After the real estate market crashed in 2008, many people lost their homes and filed for bankruptcy. Now, many of them have re-established their credit and are looking to buy a home again. But, some are running into an issue.
"They're ready, they're financially capable again of homeownership but we need three years from the time of the foreclosure to be able to lend to them again and the problem is that the bank has never foreclosed on the property that they let go. They're relieved financially, because the bankruptcy incorporated the mortgage, but they're still on title to the property," said Jim Cardinal, Syracuse Securities Mortgage Specialist.
Worse, there is little that the homeowners can do about it. It's up to the banks.
"They're not mandated to foreclose. It's an option they have inside the clause of the mortgage. A lot of these banks have so many foreclosures; they're walking away as well. So it puts these properties in limbo, and these clients in limbo as well," said Cardinal.
What can be most difficult about this is that prospective homeowners may not even know that it's an obstacle.
"There's nothing on the credit report to indicate that the property was taken over at this date and it's difficult to find. So going through the county records is a way to find out if the property is actually transferred or staying in contact with the bank that is supposed to be foreclosing on it," said Cardinal.
If you're currently in a financial hardship situation and you think you may file for bankruptcy, there is another option that you may want to consider to avoid having this happen in the future.
Cardinal said, "I know it's tough to think about when you're in a tough spot financially, but maybe doing a short sale may be a better way because at least when you do a short sale, you're expediting the process of getting rid of the property."
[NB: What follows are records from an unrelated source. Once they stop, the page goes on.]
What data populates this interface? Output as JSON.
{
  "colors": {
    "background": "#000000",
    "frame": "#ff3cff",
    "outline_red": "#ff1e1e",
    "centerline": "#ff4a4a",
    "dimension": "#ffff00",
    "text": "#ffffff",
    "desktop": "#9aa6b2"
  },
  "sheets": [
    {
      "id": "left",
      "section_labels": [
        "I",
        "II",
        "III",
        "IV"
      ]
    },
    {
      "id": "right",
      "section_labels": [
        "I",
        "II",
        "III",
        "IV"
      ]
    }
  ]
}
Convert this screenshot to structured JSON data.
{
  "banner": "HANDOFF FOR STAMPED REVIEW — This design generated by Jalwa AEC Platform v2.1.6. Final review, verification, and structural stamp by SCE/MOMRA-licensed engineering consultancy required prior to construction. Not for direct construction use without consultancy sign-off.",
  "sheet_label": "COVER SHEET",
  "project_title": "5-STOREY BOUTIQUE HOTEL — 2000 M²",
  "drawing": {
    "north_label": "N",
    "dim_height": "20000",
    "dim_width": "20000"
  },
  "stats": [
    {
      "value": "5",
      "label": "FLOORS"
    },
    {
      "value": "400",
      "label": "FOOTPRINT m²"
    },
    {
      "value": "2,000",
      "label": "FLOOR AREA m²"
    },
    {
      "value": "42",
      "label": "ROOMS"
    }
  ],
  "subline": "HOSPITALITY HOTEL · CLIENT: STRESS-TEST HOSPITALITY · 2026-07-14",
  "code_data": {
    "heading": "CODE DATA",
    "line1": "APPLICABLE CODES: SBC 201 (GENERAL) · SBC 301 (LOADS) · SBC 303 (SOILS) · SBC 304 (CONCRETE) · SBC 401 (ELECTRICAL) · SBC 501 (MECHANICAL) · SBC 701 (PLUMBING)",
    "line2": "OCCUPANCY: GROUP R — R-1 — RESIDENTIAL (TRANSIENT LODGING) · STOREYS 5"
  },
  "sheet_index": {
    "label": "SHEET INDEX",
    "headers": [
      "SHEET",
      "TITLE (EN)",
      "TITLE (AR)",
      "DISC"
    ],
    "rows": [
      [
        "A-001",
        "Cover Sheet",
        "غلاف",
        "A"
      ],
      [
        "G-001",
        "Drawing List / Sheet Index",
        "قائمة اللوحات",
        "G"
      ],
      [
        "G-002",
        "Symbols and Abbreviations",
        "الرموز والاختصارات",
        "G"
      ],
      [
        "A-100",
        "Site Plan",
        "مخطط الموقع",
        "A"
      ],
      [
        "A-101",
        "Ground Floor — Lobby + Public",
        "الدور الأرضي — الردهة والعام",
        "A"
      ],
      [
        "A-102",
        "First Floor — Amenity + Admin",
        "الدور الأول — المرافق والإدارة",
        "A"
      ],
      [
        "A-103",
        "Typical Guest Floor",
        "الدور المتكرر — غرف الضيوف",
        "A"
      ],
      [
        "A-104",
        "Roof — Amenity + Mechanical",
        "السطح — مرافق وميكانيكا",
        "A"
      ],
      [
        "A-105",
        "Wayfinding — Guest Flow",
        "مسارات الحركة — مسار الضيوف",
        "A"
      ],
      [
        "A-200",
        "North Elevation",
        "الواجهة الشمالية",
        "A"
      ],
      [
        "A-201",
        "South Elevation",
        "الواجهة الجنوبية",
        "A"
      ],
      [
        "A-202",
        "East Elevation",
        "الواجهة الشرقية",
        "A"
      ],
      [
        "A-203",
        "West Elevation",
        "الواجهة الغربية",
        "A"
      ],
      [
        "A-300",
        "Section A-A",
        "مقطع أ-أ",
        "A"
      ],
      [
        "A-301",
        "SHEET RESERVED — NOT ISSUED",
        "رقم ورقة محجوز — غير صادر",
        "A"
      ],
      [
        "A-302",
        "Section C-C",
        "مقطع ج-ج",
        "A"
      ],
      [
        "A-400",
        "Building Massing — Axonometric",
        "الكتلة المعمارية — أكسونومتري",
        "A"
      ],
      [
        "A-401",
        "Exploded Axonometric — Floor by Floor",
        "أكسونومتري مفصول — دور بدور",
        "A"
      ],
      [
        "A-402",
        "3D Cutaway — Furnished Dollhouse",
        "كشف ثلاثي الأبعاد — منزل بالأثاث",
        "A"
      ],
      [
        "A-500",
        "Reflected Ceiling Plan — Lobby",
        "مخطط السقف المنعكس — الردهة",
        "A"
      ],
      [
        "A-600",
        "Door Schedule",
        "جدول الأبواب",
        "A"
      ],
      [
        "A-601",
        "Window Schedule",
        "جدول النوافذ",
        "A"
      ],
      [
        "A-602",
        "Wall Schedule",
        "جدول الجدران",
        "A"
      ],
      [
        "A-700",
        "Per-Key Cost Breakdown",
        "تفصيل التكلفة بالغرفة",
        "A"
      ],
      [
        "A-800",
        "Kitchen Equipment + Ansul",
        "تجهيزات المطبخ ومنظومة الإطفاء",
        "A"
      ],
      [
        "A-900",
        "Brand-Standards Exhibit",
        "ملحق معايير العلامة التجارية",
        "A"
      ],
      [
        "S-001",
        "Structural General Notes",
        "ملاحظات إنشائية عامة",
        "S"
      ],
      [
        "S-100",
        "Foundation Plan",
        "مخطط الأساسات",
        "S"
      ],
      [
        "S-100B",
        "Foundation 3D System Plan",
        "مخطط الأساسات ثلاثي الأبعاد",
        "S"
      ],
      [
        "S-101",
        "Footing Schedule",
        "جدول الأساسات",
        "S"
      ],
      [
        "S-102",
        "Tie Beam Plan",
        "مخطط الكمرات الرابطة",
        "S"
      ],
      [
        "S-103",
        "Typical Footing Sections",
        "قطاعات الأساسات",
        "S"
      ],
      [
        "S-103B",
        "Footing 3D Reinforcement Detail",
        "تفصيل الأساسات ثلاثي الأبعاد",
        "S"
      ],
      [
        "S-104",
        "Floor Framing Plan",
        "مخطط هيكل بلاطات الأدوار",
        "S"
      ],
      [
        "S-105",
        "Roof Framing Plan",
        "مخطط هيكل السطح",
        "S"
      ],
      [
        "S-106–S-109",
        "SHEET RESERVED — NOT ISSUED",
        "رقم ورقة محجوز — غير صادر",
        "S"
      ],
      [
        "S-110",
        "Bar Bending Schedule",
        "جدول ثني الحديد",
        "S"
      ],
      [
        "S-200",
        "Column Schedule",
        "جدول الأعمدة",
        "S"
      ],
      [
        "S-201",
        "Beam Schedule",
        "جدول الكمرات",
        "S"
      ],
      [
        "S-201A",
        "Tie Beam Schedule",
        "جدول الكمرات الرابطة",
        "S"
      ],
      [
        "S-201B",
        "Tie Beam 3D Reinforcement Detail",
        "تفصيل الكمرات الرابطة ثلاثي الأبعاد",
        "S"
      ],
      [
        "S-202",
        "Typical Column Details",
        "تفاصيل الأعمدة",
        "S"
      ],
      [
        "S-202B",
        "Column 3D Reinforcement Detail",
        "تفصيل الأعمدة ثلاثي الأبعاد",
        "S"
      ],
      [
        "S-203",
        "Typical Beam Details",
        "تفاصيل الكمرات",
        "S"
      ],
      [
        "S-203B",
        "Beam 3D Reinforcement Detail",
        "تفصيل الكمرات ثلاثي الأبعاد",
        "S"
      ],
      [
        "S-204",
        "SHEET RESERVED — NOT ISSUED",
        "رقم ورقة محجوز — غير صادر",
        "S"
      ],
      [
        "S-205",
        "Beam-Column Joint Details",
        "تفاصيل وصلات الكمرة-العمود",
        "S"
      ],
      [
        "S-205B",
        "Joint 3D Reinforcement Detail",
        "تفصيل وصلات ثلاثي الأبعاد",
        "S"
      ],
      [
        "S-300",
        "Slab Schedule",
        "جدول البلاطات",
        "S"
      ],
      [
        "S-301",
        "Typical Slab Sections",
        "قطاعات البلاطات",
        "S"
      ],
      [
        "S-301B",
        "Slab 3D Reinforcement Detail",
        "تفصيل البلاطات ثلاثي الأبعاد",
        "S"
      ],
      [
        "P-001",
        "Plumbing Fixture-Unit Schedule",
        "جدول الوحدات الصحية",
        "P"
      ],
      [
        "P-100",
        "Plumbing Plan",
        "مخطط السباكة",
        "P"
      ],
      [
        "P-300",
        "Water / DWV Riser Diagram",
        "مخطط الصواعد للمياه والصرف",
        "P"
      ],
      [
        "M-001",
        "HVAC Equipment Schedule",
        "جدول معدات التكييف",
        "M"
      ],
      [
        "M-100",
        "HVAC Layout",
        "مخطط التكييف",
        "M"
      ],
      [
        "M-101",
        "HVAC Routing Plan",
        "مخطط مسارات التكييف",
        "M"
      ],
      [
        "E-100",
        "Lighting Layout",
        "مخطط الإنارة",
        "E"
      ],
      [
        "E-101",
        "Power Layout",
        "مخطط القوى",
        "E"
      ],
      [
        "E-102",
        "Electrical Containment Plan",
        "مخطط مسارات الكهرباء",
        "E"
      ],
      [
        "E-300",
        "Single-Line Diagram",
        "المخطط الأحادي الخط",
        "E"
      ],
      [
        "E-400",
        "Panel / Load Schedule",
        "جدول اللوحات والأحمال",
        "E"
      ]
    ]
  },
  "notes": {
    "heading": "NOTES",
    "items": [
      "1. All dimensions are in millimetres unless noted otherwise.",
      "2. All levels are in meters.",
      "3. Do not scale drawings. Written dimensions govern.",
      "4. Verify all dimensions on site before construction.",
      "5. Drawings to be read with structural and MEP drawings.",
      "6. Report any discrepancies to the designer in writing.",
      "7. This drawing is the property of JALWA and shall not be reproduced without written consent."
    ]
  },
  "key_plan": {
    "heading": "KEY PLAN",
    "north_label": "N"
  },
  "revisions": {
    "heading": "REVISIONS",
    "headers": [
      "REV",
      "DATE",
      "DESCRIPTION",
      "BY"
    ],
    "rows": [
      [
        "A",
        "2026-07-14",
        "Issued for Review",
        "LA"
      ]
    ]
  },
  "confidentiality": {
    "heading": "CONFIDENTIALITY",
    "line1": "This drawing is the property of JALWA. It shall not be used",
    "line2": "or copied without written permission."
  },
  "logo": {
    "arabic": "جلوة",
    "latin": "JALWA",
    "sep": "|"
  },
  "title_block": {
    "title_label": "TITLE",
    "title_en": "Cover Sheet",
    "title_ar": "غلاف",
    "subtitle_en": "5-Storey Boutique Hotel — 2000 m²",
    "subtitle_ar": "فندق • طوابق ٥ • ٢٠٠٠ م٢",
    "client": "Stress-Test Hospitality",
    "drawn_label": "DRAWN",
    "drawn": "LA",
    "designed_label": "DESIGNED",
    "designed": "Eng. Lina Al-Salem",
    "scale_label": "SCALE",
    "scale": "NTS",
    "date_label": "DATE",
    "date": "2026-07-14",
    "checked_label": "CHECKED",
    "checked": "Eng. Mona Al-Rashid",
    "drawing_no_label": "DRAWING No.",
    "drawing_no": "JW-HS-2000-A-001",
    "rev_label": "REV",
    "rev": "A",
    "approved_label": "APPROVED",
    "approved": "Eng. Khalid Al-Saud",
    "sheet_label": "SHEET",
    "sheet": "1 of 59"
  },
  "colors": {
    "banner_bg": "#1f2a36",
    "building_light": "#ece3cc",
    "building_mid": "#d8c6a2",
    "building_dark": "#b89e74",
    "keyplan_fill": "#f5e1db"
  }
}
Be proactive in your situation and seek out advice of realtors, mortgage lenders and lawyers.